New research, led by University of Michigan historian Howard Markel, examines how 45 major cities handled the outbreak. St. Louis closed schools and banned public gatherings when the city still had relatively few influenza cases. Philadelphia did the same things, but not until the disease was burning through its population like a brush fire. Everywhere, the pattern was the same. The scope of the catastrophe could be explained almost solely by how quickly health officials moved to prevent large gatherings.

Most people think our best hope against killer flu is finding a vaccine, or the right medicine. But even today, it may be more important to keep from being exposed in the first place. Would your boss let you stay home, or telecommute, if an outbreak lasted months? How long would your child's school stay open?

Better to think about these questions now, than when a crisis is in full swing.

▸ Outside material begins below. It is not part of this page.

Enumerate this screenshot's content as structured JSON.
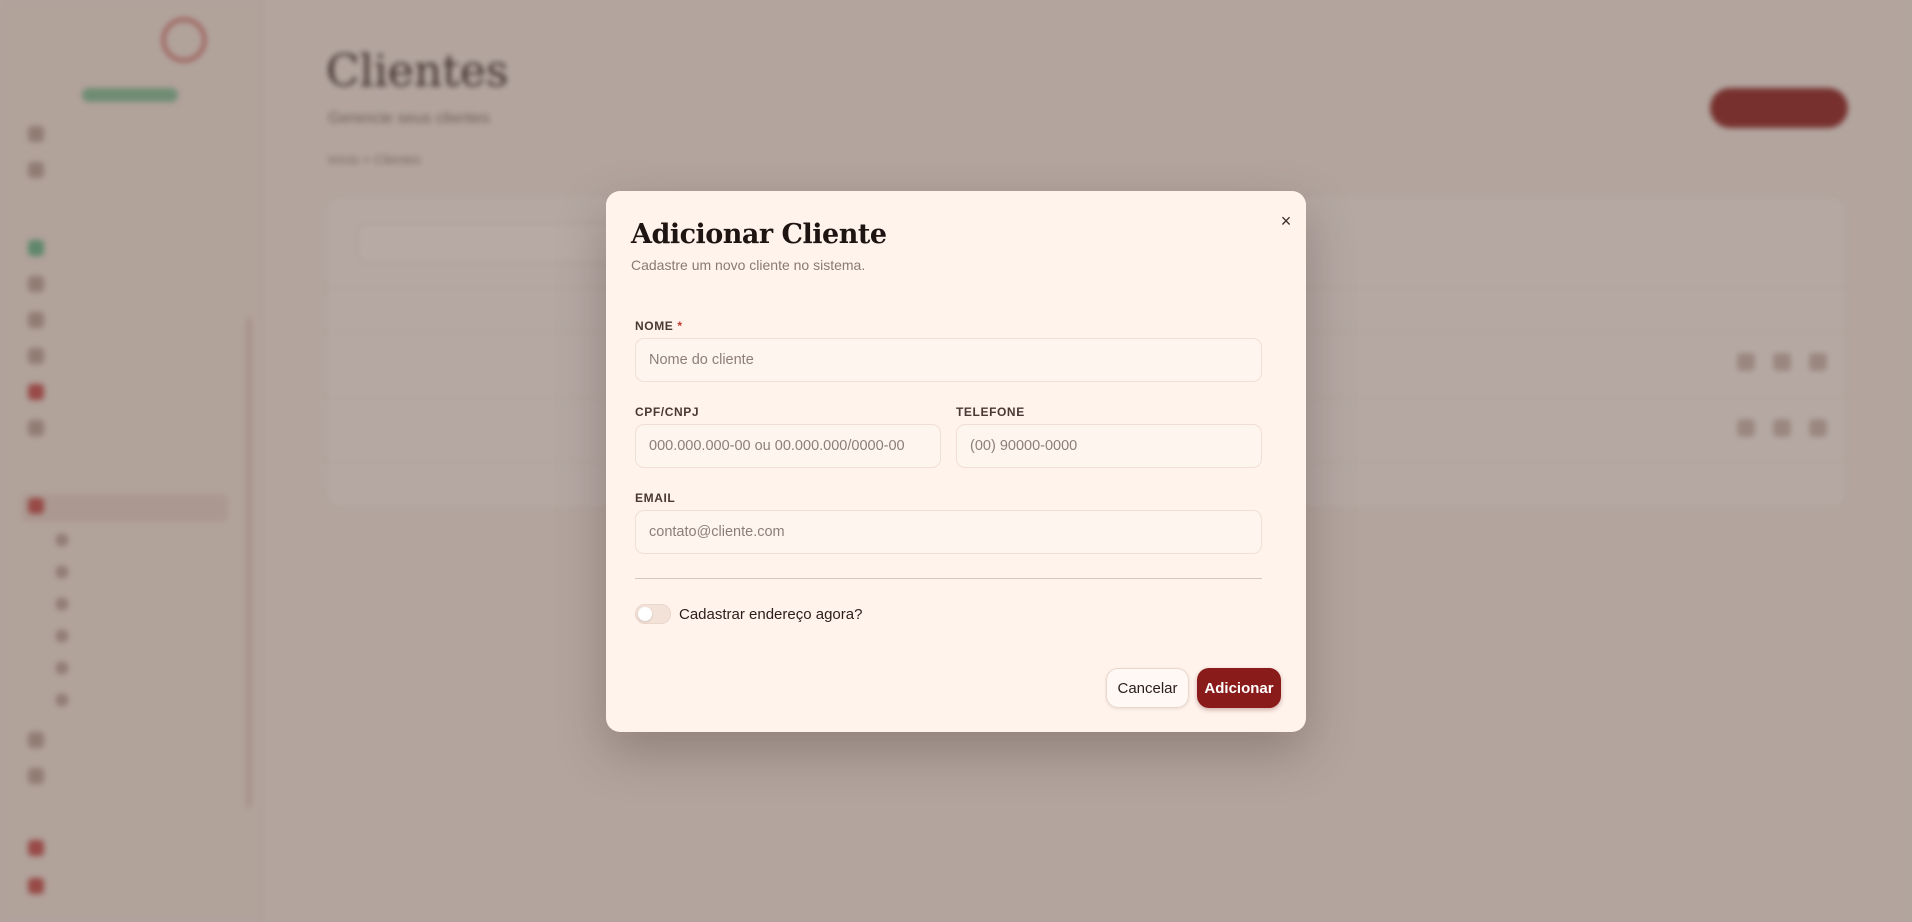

You can see whether the Trust For America's Health thinks your state is ready, at
I won't get a flu shot, there's too much mercury in the shot. Our family just did a hair analysis & we have way too much mercury thanks to the consumption of fish. (I don't eat fish & I'm the only one in our family with no mercury & I have a mouth full of silver fillings). The best defense against the flu is a healthy immune system. Besides, it's a crap shoot for them to get the right flu for the current shot.
I am ready for battle with the flu. I have Cold-FX and loaded up with chicken soup. I am hoping that maybe I will get sick, just so the love of my life, will give me a back rub that I have not had in about 7 months.
Get a behind-the-scenes look at the latest stories from CNN's chief medical correspondent, Dr. Sanjay Gupta, and the CNN Medical Unit producers. They'll share news and views on health and medical trends -- info that will help you take better care of yourself and the people you love.
CNN Comment Policy: CNN encourages you to add a comment to this discussion. You may not post any unlawful, threatening, libelous, defamatory, obscene, pornographic or other material that would violate the law. Please note that CNN makes reasonable efforts to review all comments prior to posting and CNN may edit comments for clarity or to keep out questionable or off-topic material. All comments should be relevant to the post and remain respectful of other authors and commenters. By submitting your comment, you hereby give CNN the right, but not the obligation, to post, air, edit, exhibit, telecast, cablecast, webcast, re-use, publish, reproduce, use, license, print, distribute or otherwise use your comment(s) and accompanying personal identifying information via all forms of media now known or hereafter devised, worldwide, in perpetuity. CNN Privacy Statement.